The holiday season fills us with warm memories. Grandma’s butter cake. The smell of cinnamon. The sound of laughter. But not every home experiences the joy of the season. Not every family gathered around the dining room table on Thanksgiving experienced unity. Not every house knows peace. And although you and I cannot fix every family, we CAN make a difference in what a child remembers about this season. How? By helping to make a memory. Because holiday memories are made by design.
As you know, holiday celebrations differ, depending upon a family’s heritage and faith. Inside our homes we all have the right and the privilege of expressing our faith or lack of faith, with conviction. But outside of our homes, the space is reserved for the children. For every child’s eye should delight in the joy and happiness that the holiday season brings.
Inside our home in 1957 – the year the Soviet Union launched the first orbiting satellite, Sputnik – my Aunt attached a small gold covered gift to every box she wrapped. She said it was our “Sputnik.”
But outside of our home – the space which was dedicated to neighboring children – my father built a life-sized manger and nativity scene. Whole families would make the trek through the snow up to the grove of hemlock pine to view the holy scene. Under the low-hung branches stood a concerned Joseph, while Mary knelt at the baby’s side. Animals were scattered in strategic spots peeking out from behind the hay.

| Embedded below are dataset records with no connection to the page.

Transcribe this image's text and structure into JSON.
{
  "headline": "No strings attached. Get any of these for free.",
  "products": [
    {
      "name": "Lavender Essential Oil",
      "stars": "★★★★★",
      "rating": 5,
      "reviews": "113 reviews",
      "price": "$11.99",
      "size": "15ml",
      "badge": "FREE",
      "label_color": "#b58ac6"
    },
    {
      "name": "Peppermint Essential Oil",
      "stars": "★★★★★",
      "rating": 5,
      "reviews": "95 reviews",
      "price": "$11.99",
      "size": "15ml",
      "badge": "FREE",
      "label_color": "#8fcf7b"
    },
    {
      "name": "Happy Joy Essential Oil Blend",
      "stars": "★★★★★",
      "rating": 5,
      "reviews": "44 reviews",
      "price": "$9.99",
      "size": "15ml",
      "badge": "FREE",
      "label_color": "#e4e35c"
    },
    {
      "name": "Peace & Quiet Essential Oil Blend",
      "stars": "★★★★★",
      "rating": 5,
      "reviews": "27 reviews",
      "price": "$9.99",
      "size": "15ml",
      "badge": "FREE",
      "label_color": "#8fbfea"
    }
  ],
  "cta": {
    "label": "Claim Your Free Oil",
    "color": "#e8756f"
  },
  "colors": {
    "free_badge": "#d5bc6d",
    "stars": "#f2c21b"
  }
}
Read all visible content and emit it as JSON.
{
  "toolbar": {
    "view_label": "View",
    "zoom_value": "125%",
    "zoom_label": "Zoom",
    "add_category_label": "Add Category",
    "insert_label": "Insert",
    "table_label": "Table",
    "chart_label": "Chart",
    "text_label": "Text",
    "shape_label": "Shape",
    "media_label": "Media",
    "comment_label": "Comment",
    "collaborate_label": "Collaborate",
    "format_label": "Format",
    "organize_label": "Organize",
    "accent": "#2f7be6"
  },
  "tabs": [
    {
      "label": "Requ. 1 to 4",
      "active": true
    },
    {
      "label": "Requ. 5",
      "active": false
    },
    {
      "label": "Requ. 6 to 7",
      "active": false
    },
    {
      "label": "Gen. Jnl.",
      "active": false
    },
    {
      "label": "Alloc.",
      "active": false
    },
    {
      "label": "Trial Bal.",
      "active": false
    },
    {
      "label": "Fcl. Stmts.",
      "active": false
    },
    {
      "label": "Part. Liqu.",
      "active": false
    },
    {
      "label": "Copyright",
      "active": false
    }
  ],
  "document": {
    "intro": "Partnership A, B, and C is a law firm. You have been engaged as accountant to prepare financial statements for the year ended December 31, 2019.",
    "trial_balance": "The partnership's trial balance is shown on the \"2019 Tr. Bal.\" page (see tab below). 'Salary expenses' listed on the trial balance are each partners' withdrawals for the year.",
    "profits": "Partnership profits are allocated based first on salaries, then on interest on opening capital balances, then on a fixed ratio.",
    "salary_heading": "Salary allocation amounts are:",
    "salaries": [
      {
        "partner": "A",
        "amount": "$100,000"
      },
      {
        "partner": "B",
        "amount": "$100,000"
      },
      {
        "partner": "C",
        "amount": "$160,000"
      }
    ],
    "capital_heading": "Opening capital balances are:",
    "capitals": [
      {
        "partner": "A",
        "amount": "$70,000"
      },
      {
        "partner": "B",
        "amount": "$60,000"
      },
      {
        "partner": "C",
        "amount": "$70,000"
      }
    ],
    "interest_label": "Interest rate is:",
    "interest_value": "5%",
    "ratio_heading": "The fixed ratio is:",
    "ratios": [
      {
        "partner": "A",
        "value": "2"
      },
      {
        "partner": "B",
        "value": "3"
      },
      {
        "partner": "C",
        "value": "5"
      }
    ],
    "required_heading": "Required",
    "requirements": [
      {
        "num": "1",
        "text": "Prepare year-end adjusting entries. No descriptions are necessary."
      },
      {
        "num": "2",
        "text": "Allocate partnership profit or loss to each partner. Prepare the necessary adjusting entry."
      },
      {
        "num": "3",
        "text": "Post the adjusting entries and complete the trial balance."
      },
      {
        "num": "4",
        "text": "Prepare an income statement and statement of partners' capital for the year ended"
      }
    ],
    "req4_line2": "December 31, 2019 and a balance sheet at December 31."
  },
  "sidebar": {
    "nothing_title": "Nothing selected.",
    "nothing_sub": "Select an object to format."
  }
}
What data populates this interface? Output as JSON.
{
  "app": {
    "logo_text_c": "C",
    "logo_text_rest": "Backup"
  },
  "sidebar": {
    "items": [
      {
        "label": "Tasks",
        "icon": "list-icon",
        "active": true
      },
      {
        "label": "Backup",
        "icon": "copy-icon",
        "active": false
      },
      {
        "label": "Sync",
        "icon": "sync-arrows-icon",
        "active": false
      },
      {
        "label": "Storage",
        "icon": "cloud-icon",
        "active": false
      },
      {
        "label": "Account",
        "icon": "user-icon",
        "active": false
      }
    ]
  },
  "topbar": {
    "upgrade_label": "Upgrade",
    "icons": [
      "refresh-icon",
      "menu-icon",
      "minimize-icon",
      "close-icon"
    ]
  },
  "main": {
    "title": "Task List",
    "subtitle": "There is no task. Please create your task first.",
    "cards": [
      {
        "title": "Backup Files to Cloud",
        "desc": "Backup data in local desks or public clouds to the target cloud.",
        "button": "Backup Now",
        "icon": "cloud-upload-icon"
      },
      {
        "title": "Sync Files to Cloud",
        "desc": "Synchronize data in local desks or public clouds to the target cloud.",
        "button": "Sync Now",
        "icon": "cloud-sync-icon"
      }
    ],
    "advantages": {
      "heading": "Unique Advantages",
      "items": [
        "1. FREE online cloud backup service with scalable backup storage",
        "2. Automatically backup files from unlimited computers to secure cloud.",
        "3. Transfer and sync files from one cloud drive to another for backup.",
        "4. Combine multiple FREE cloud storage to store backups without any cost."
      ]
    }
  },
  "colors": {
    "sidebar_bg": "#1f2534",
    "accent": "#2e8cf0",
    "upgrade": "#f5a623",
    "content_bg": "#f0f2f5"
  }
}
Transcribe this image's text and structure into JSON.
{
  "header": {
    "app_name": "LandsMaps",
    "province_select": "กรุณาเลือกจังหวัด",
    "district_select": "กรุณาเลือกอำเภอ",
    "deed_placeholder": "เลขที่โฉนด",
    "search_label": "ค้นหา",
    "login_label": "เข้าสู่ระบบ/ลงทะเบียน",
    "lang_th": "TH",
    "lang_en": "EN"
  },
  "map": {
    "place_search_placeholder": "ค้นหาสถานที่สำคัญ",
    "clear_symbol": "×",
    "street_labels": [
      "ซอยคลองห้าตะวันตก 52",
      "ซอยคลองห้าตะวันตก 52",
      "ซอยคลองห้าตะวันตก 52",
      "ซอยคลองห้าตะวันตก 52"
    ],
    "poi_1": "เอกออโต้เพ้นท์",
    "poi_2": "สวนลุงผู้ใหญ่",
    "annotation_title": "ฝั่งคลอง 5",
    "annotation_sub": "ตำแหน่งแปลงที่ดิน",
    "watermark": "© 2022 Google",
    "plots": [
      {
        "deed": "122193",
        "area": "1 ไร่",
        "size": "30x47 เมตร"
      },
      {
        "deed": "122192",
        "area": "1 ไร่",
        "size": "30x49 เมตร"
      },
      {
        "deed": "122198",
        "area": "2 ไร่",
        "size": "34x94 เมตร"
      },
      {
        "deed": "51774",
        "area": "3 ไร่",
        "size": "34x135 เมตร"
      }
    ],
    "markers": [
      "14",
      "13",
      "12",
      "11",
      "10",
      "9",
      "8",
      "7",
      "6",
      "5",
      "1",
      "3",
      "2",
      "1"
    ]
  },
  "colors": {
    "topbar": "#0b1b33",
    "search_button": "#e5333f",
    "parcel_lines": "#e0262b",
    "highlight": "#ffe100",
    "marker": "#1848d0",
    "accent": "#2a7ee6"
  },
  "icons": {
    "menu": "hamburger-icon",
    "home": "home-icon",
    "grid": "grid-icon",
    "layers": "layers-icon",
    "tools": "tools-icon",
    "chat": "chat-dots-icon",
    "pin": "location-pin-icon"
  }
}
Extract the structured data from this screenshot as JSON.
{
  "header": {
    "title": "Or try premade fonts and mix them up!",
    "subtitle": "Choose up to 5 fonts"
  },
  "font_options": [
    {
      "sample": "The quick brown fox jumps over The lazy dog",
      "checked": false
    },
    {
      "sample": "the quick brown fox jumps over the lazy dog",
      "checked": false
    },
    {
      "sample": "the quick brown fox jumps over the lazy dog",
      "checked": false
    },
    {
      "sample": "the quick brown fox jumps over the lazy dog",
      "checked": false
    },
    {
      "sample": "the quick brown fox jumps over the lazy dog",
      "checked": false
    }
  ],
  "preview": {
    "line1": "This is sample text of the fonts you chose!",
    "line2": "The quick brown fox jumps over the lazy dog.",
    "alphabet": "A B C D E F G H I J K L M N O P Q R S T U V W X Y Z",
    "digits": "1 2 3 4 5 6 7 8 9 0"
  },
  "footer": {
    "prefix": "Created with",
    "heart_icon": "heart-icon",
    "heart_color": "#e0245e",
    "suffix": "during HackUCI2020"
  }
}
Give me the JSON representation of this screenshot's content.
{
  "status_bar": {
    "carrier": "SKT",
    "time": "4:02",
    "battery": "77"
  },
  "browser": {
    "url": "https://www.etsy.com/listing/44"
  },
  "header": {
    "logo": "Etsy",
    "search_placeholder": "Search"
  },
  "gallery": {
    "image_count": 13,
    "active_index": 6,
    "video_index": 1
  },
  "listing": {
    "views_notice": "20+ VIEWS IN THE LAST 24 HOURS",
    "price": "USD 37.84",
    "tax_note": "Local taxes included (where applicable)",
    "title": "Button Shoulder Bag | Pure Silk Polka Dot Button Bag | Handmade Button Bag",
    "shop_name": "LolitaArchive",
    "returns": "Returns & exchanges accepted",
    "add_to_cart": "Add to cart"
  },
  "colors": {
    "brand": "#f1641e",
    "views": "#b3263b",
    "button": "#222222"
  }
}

Across the street, a sleigh waited for gifts while next door, blue stars were suspended to light up the landscape. Up and down the street, candles glowed in windows, flags flew, and snowmen proudly stood at attention. And in this rich and diverse heritage of celebration, our neighborhood thrived. So this year, I decided to carry on the tradition of memory-making …
In September, I converted an old pair of jeans and a red flannel shirt into a scarecrow. His pillowcase head and straw hat, placed low on his brow, gave him the relaxed pose of a man in deep thought. Sitting on the bench in our front yard, he reminded passers-by to slow down and enjoy the season.
Last week I rehabilitated the sleepy fellow into one jolly old elf. Santa’s pose remained at rest, with his feet on the bench and his eyes closed. As I decorated the cedar tree next to him, a city employee stopped and offered a few decorating tips. “Looks like he needs a reindeer reading a newspaper,” he shouted. “Or maybe a list of good boys and girls!” His enthusiasm spurred me on.
After he left, I wrote the first names of all the children and pets from our neighborhood directory and hammered the sign next to Santa. A few gingerbread men, some wrapped gifts, and it was done. Our front yard was officially … gaudy.
Now, families walking around the block stop to acknowledge Santa’s list, including pets Cricket, Tex, and Katy. Children ride past on their bikes, making sure their names are recorded for all to see. And minivans slow to check out the North Pole scene. It’s true that the garish display lacks the polish of Rockefeller Center. But we are joyfully celebrating the season with family, neighbors, and friends. And we are making memories.
If you have not yet added the holiday spirit to your front door, consider sharing the joy of the season with those in your midst. Add a little bit of who you are to the scene. Be creative, eccentric, even unconventional. And in the process, you may just be making a memory.
~ The End ~
( A Holiday Classic )
Editor’s Note: If you need a little help explaining Santa to young children, here’s a letter from the man himself that will do it for you.